Lacerations may be repaired.

Alteration of tooth morphology and/or modification or placement of restorations may be performed by the dentist to facilitate treatment or reduce symptoms.

Resective and/or reconstructive surgical procedures may be performed by the dentist.

Endodontic therapy may be performed by the dentist.

Transitional or provisional restorations may be used by the dentist to facilitate treatment.

The dentist may utilize manipulation and/or stabilization techniques to facilitate treatment.

Surgical management of this condition may include the removal, repositioning, and/or reimplantation of teeth, and other intra-oral and extra-oral surgical procedures. The patient should be informed of appropriate treatments to maintain space and/or replace teeth. as determined by the dentist.

The dentist should communicate, by prescription, necessary information and authorization for fabrication of appliance(s) or prosthesis(es) to the dental laboratory technician. Although the fabrication may be delegated, the dentist is responsible for the accuracy and delivery of the appliance(s) or prosthesis(es).

The dentist should emphasize the prevention of oral trauma through patient education in preventive oral health practices, which may include orofacial protective appliances.

The dentist should inform the patient that he or she should participate in a prescribed program of continuing care to allow the dentist to evaluate the effectiveness of the treatment provided.
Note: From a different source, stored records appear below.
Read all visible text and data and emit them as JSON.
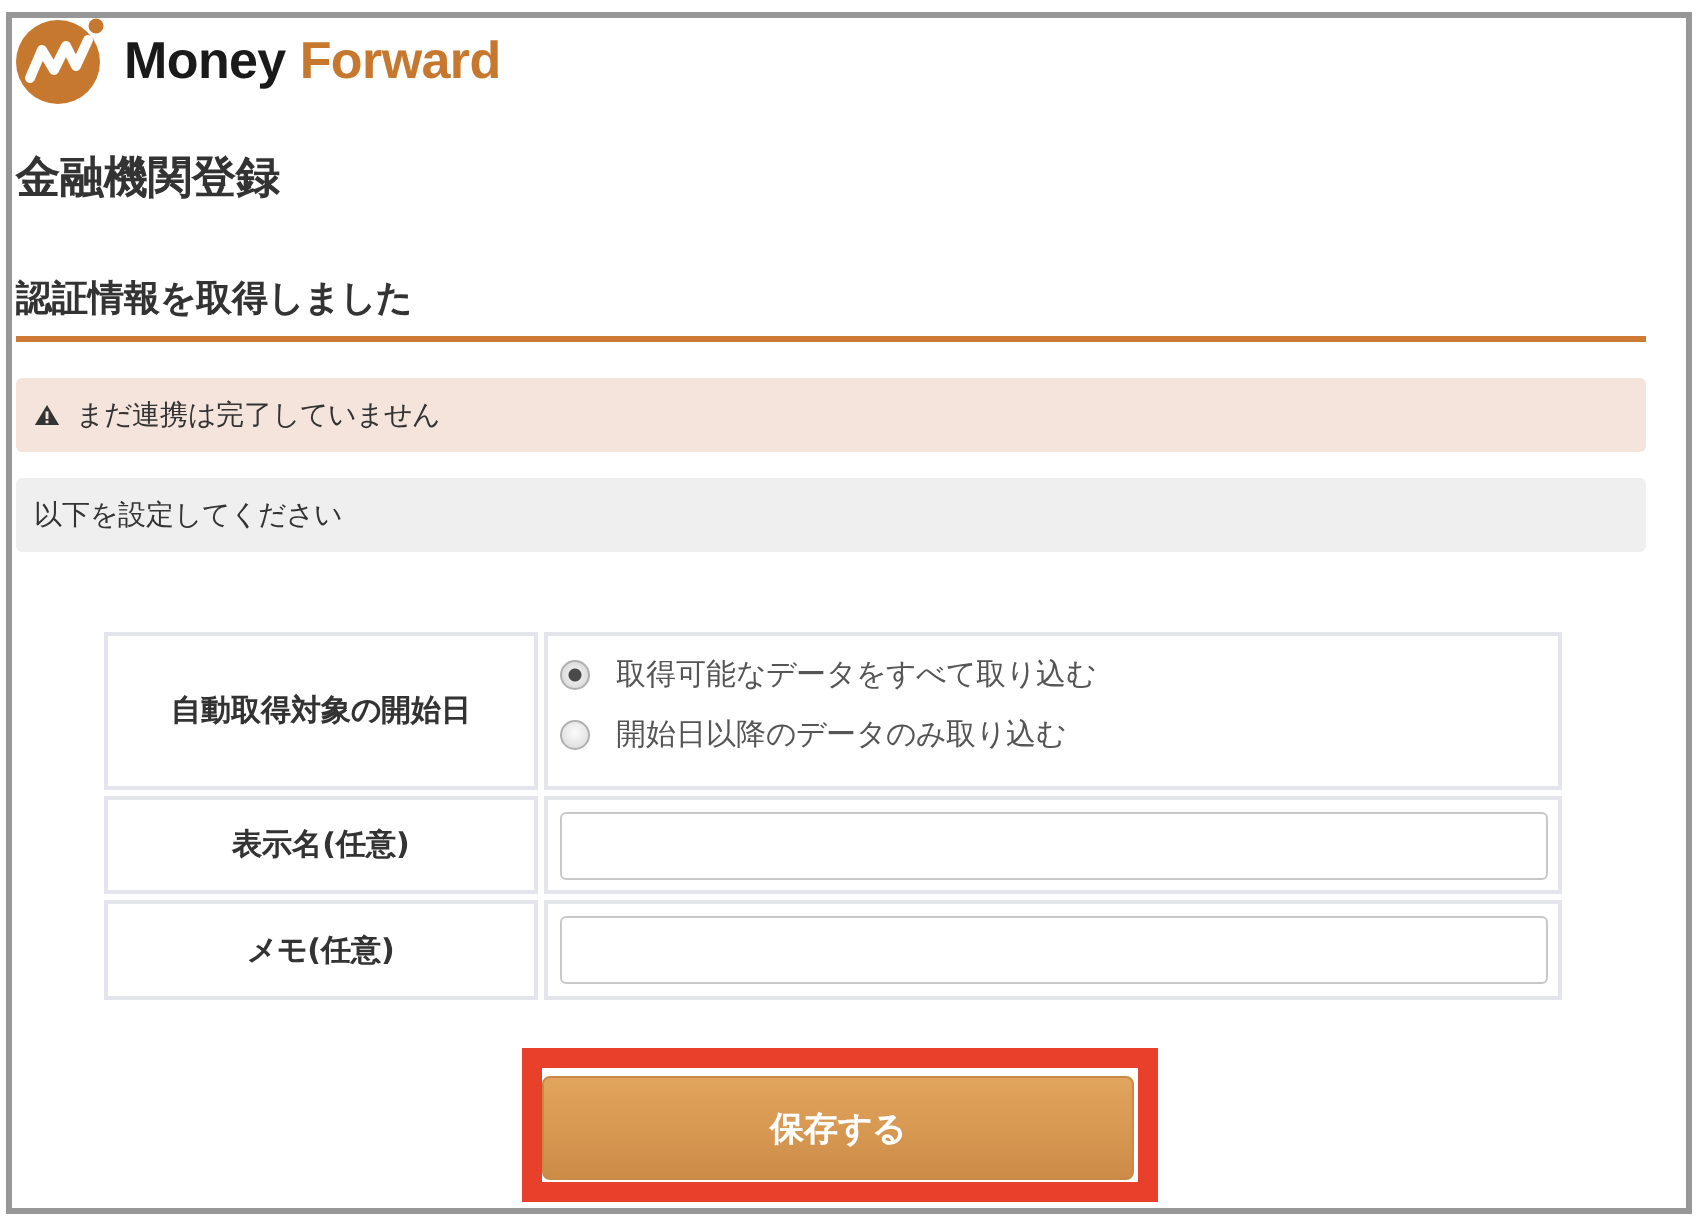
{
  "logo": {
    "words": [
      "Money",
      "Forward"
    ]
  },
  "page_title": "金融機関登録",
  "section_heading": "認証情報を取得しました",
  "notices": [
    {
      "kind": "warning",
      "text": "まだ連携は完了していません"
    },
    {
      "kind": "info",
      "text": "以下を設定してください"
    }
  ],
  "form": {
    "rows": [
      {
        "kind": "radio",
        "label": "自動取得対象の開始日",
        "options": [
          {
            "label": "取得可能なデータをすべて取り込む",
            "selected": true
          },
          {
            "label": "開始日以降のデータのみ取り込む",
            "selected": false
          }
        ]
      },
      {
        "kind": "text",
        "label": "表示名(任意)"
      },
      {
        "kind": "text",
        "label": "メモ(任意)"
      }
    ]
  },
  "save_button": {
    "label": "保存する",
    "highlighted": true
  }
}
Documentation of treatment provided, counseling and recommended preventive measures, as well as consultations with and referrals to other health care professionals should be included in the patient's dental record.